The knob has been used to keep the open conductor away from the surrounding material. The knob has been also utilized while the conductor required turning into a corner, as shown here. The tube was utilized to isolate the cable as it passed through surrounding material.
Many homes in the Metro-Boston area are well over 100 years old and were wired using all the knob and tube electric system. Through renovations, contractor softens come across knob and tube wiring inside walls and ceilings. Though not necessarily illegal, the elderly system might not be safe.
National Electrical Code (NEC) Article 394.12-5
National Electrical Code (NEC) article 394.12-5 does not permit thermal insulation to be inserted to wall or joist cavities which have knob and tube wiring, because the insulating material increases the danger of the wiring corrosion and resulting in a fire. Unfortunately many homeowners are unaware that they have knob and tube wiring inside their walls, and add insulation to decrease their home heating and cooling outlays, exposing themselves to the possibility of fires in the overheating conductors. Therefore, now it’s typical for insurance companies to need all knob and tube wiring has to be eliminated if new owners take possession.

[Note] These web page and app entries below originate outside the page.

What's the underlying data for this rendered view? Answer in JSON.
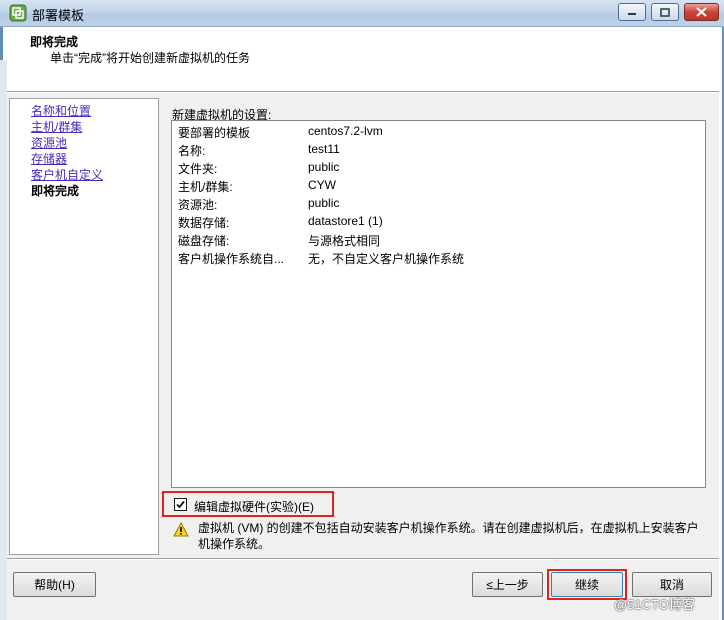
{
  "window": {
    "title": "部署模板",
    "app_icon": "vsphere-icon",
    "controls": [
      "minimize-icon",
      "maximize-icon",
      "close-icon"
    ]
  },
  "header": {
    "title": "即将完成",
    "subtitle": "单击“完成”将开始创建新虚拟机的任务"
  },
  "nav": {
    "items": [
      {
        "label": "名称和位置",
        "state": "link"
      },
      {
        "label": "主机/群集",
        "state": "link"
      },
      {
        "label": "资源池",
        "state": "link"
      },
      {
        "label": "存储器",
        "state": "link"
      },
      {
        "label": "客户机自定义",
        "state": "link"
      },
      {
        "label": "即将完成",
        "state": "current"
      }
    ]
  },
  "settings": {
    "label": "新建虚拟机的设置:",
    "rows": [
      {
        "key": "要部署的模板",
        "value": "centos7.2-lvm"
      },
      {
        "key": "名称:",
        "value": "test11"
      },
      {
        "key": "文件夹:",
        "value": "public"
      },
      {
        "key": "主机/群集:",
        "value": "CYW"
      },
      {
        "key": "资源池:",
        "value": "public"
      },
      {
        "key": "数据存储:",
        "value": "datastore1 (1)"
      },
      {
        "key": "磁盘存储:",
        "value": "与源格式相同"
      },
      {
        "key": "客户机操作系统自...",
        "value": "无，不自定义客户机操作系统"
      }
    ]
  },
  "edit_hardware": {
    "label": "编辑虚拟硬件(实验)(E)",
    "checked": true
  },
  "warning": {
    "icon": "warning-icon",
    "text": "虚拟机 (VM) 的创建不包括自动安装客户机操作系统。请在创建虚拟机后，在虚拟机上安装客户机操作系统。"
  },
  "buttons": {
    "help": "帮助(H)",
    "back": "≤上一步",
    "next": "继续",
    "cancel": "取消"
  },
  "watermark": "@51CTO博客",
  "colors": {
    "link": "#4b2bb8",
    "highlight_box": "#e0241b",
    "titlebar": "#c2d6ea"
  }
}
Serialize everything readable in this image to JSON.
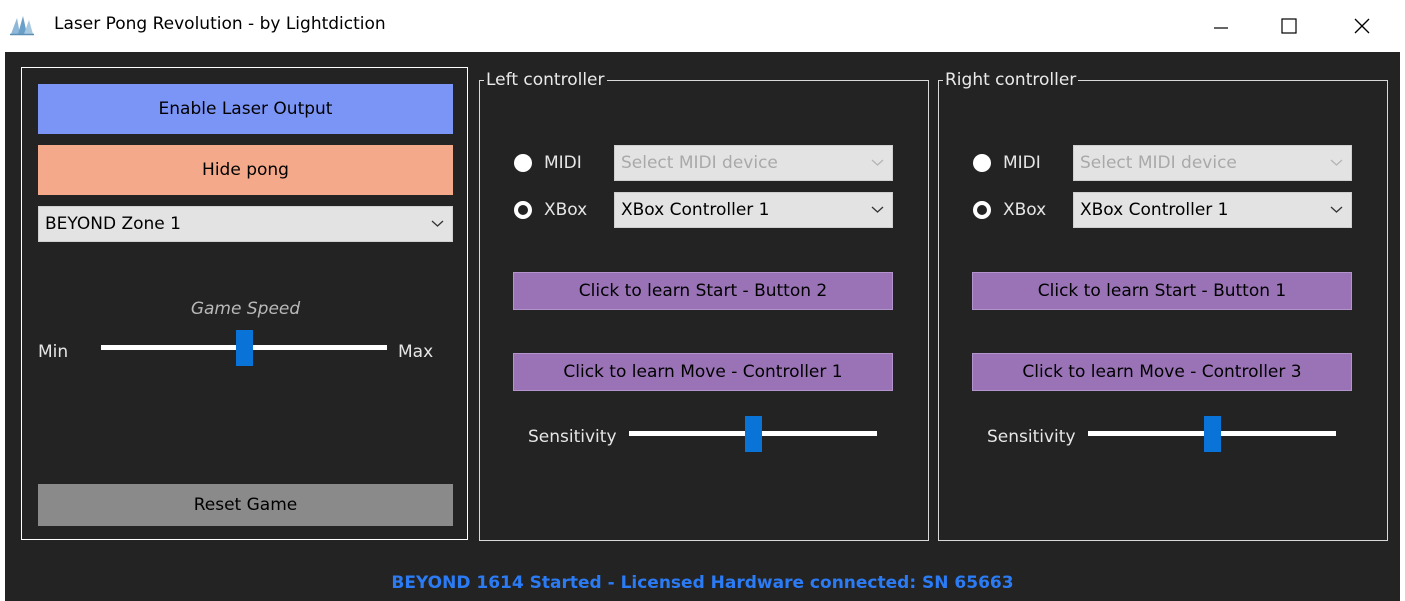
{
  "window": {
    "title": "Laser Pong Revolution - by Lightdiction",
    "icon": "app-logo-icon"
  },
  "controls": {
    "enable_laser_label": "Enable Laser Output",
    "hide_pong_label": "Hide pong",
    "zone_selected": "BEYOND Zone 1",
    "game_speed_label": "Game Speed",
    "speed_min": "Min",
    "speed_max": "Max",
    "speed_value": 0.5,
    "reset_label": "Reset Game"
  },
  "left_controller": {
    "legend": "Left controller",
    "midi_label": "MIDI",
    "midi_placeholder": "Select MIDI device",
    "xbox_label": "XBox",
    "xbox_selected": "XBox Controller 1",
    "input_mode": "XBox",
    "learn_start_label": "Click to learn Start - Button 2",
    "learn_move_label": "Click to learn Move - Controller 1",
    "sensitivity_label": "Sensitivity",
    "sensitivity_value": 0.5
  },
  "right_controller": {
    "legend": "Right controller",
    "midi_label": "MIDI",
    "midi_placeholder": "Select MIDI device",
    "xbox_label": "XBox",
    "xbox_selected": "XBox Controller 1",
    "input_mode": "XBox",
    "learn_start_label": "Click to learn Start - Button 1",
    "learn_move_label": "Click to learn Move - Controller 3",
    "sensitivity_label": "Sensitivity",
    "sensitivity_value": 0.5
  },
  "status": {
    "text": "BEYOND 1614 Started - Licensed Hardware connected: SN 65663"
  },
  "colors": {
    "background": "#232323",
    "enable_button": "#7b95f7",
    "hide_button": "#f4a98a",
    "reset_button": "#8a8a8a",
    "learn_button": "#9a73b7",
    "slider_thumb": "#0a73d8",
    "status_text": "#2b7bf5"
  }
}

For more information on knob and tube wiring, or in case you want to assess whether your home has it please contact us. In addition, we offer home inspections for new purchases to learn whether your new home in Boston or surrounding areas has possible security issues or code violations.